  (nDoug:User {name: 'Doug'}),
  (nMark:User {name: 'Mark'}),
  (nMichael:User {name: 'Michael'}),

  (nAlice)-[:LINK {weight: 1}]->(nBridget),
  (nAlice)-[:LINK {weight: 1}]->(nCharles),
  (nCharles)-[:LINK {weight: 1}]->(nBridget),

  (nAlice)-[:LINK {weight: 5}]->(nDoug),

  (nMark)-[:LINK {weight: 1}]->(nDoug),
  (nMark)-[:LINK {weight: 1}]->(nMichael),
  (nMichael)-[:LINK {weight: 1}]->(nMark);

This graph has two clusters of Users, that are closely connected. Between those clusters there is one single edge. The relationships that connect the nodes in each component have a property weight which determines the strength of the relationship.

We can now project the graph and store it in the graph catalog. We load the LINK relationships with orientation set to UNDIRECTED as this works best with the Louvain algorithm which we will use to create the communities that we evaluate using Conductance.

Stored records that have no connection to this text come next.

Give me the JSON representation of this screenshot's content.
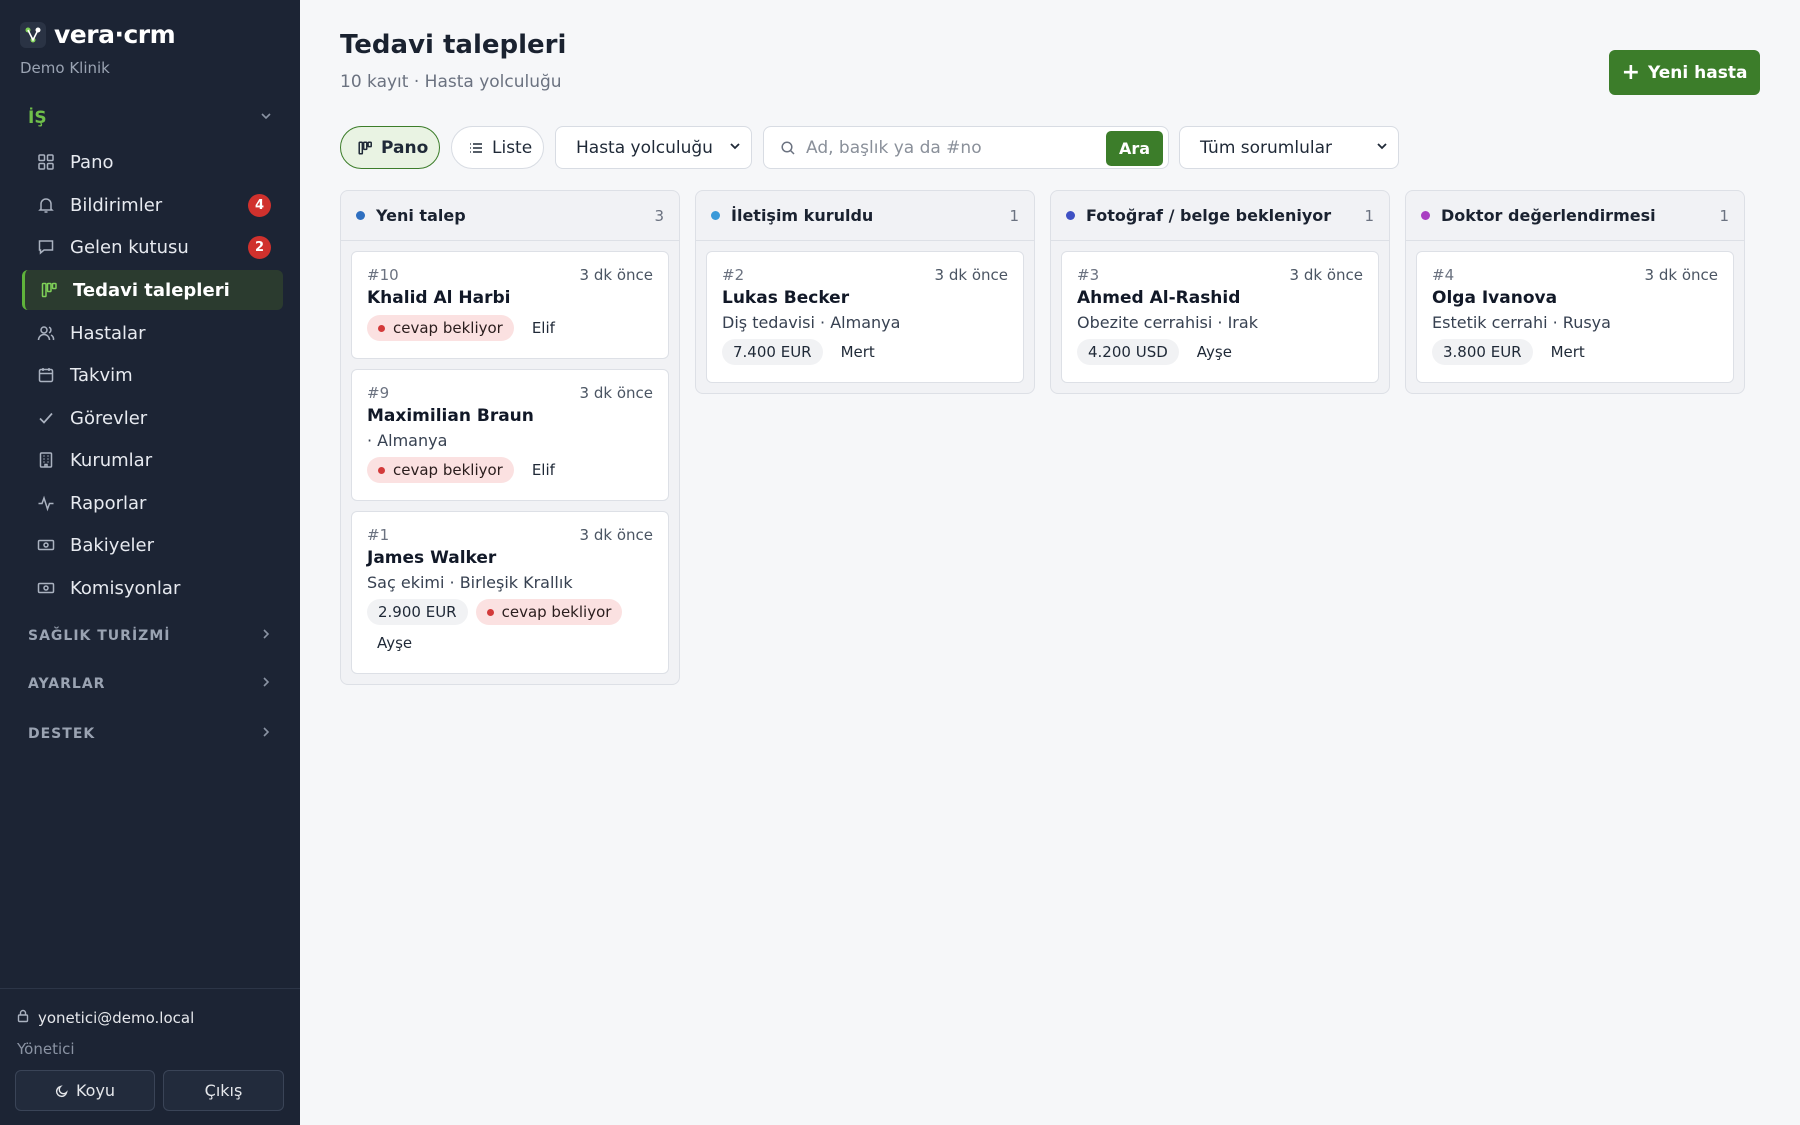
{
  "brand": {
    "name": "vera·crm",
    "subtitle": "Demo Klinik"
  },
  "sidebar": {
    "active_section": "İŞ",
    "items": [
      {
        "label": "Pano",
        "icon": "grid-icon"
      },
      {
        "label": "Bildirimler",
        "icon": "bell-icon",
        "badge": "4"
      },
      {
        "label": "Gelen kutusu",
        "icon": "chat-icon",
        "badge": "2"
      },
      {
        "label": "Tedavi talepleri",
        "icon": "kanban-icon"
      },
      {
        "label": "Hastalar",
        "icon": "users-icon"
      },
      {
        "label": "Takvim",
        "icon": "calendar-icon"
      },
      {
        "label": "Görevler",
        "icon": "check-icon"
      },
      {
        "label": "Kurumlar",
        "icon": "building-icon"
      },
      {
        "label": "Raporlar",
        "icon": "activity-icon"
      },
      {
        "label": "Bakiyeler",
        "icon": "cash-icon"
      },
      {
        "label": "Komisyonlar",
        "icon": "cash-icon"
      }
    ],
    "sections": [
      "SAĞLIK TURİZMİ",
      "AYARLAR",
      "DESTEK"
    ],
    "user": {
      "email": "yonetici@demo.local",
      "role": "Yönetici"
    },
    "dark_label": "Koyu",
    "logout_label": "Çıkış"
  },
  "header": {
    "title": "Tedavi talepleri",
    "subtitle": "10 kayıt · Hasta yolculuğu",
    "new_button": "Yeni hasta"
  },
  "toolbar": {
    "board_label": "Pano",
    "list_label": "Liste",
    "pipeline_select": "Hasta yolculuğu",
    "search_placeholder": "Ad, başlık ya da #no",
    "search_button": "Ara",
    "owner_select": "Tüm sorumlular"
  },
  "board": {
    "columns": [
      {
        "title": "Yeni talep",
        "count": "3",
        "color": "#2f6fc0",
        "cards": [
          {
            "id": "#10",
            "time": "3 dk önce",
            "name": "Khalid Al Harbi",
            "tags": [
              {
                "text": "cevap bekliyor",
                "kind": "warn"
              },
              {
                "text": "Elif",
                "kind": "name"
              }
            ]
          },
          {
            "id": "#9",
            "time": "3 dk önce",
            "name": "Maximilian Braun",
            "sub": "· Almanya",
            "tags": [
              {
                "text": "cevap bekliyor",
                "kind": "warn"
              },
              {
                "text": "Elif",
                "kind": "name"
              }
            ]
          },
          {
            "id": "#1",
            "time": "3 dk önce",
            "name": "James Walker",
            "sub": "Saç ekimi · Birleşik Krallık",
            "tags": [
              {
                "text": "2.900 EUR",
                "kind": "plain"
              },
              {
                "text": "cevap bekliyor",
                "kind": "warn"
              },
              {
                "text": "Ayşe",
                "kind": "name"
              }
            ]
          }
        ]
      },
      {
        "title": "İletişim kuruldu",
        "count": "1",
        "color": "#3b9ad9",
        "cards": [
          {
            "id": "#2",
            "time": "3 dk önce",
            "name": "Lukas Becker",
            "sub": "Diş tedavisi · Almanya",
            "tags": [
              {
                "text": "7.400 EUR",
                "kind": "plain"
              },
              {
                "text": "Mert",
                "kind": "name"
              }
            ]
          }
        ]
      },
      {
        "title": "Fotoğraf / belge bekleniyor",
        "count": "1",
        "color": "#3f51c4",
        "cards": [
          {
            "id": "#3",
            "time": "3 dk önce",
            "name": "Ahmed Al-Rashid",
            "sub": "Obezite cerrahisi · Irak",
            "tags": [
              {
                "text": "4.200 USD",
                "kind": "plain"
              },
              {
                "text": "Ayşe",
                "kind": "name"
              }
            ]
          }
        ]
      },
      {
        "title": "Doktor değerlendirmesi",
        "count": "1",
        "color": "#a93fc2",
        "cards": [
          {
            "id": "#4",
            "time": "3 dk önce",
            "name": "Olga Ivanova",
            "sub": "Estetik cerrahi · Rusya",
            "tags": [
              {
                "text": "3.800 EUR",
                "kind": "plain"
              },
              {
                "text": "Mert",
                "kind": "name"
              }
            ]
          }
        ]
      }
    ]
  },
  "colors": {
    "accent": "#3c7d2a",
    "sidebar_bg": "#1c2434",
    "badge": "#d0312d"
  }
}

In the examples below we will use named graphs and native projections as the norm. However, Cypher projections can also be used.

The following statement will project the graph and store it in the graph catalog.
CALL gds.graph.project(
        LINK: {
            orientation: 'UNDIRECTED'
        nodeProperties: 'seed',
        relationshipProperties: 'weight'

We now run the Louvain algorithm to create a division of the nodes into communities that we can then evalutate.

The following will run the Louvain algorithm and store the results in myGraph:
CALL gds.louvain.mutate('myGraph', { mutateProperty: 'community', relationshipWeightProperty: 'weight' })
YIELD communityCount
Table 4. Results


Now our in-memory graph myGraph is populated with node properties under the key community that we can set as input for our evaluation using Conductance. The nodes are now assigned to communities in the following way:

Table 5. Community assignments
name community













Please see the stream node properties procedure for how to obtain such an assignment table.

For more information about Louvain, see its algorithm page.

3.1. Stream

Since we now have a community detection, we can evaluate how good it is under the conductance metric. Note that we in this case we use the feature of relationships being weighted by a relationship property.

The Conductance stream procedure returns the conductance for each community. This allows us to inspect the results directly or post-process them in Cypher without any side effects.

For more details on the stream mode in general, see Stream.

The following will run the Conductance algorithm in stream mode:
CALL'myGraph', { communityProperty: 'community', relationshipWeightProperty: 'weight' })
YIELD community, conductance
Table 6. Results
community conductance







We can see that the community of the weighted graph with the lowest conductance is community 5. This means that 5 is the community that is most "well-knit" in the sense that most of its relationship weights are internal to the community.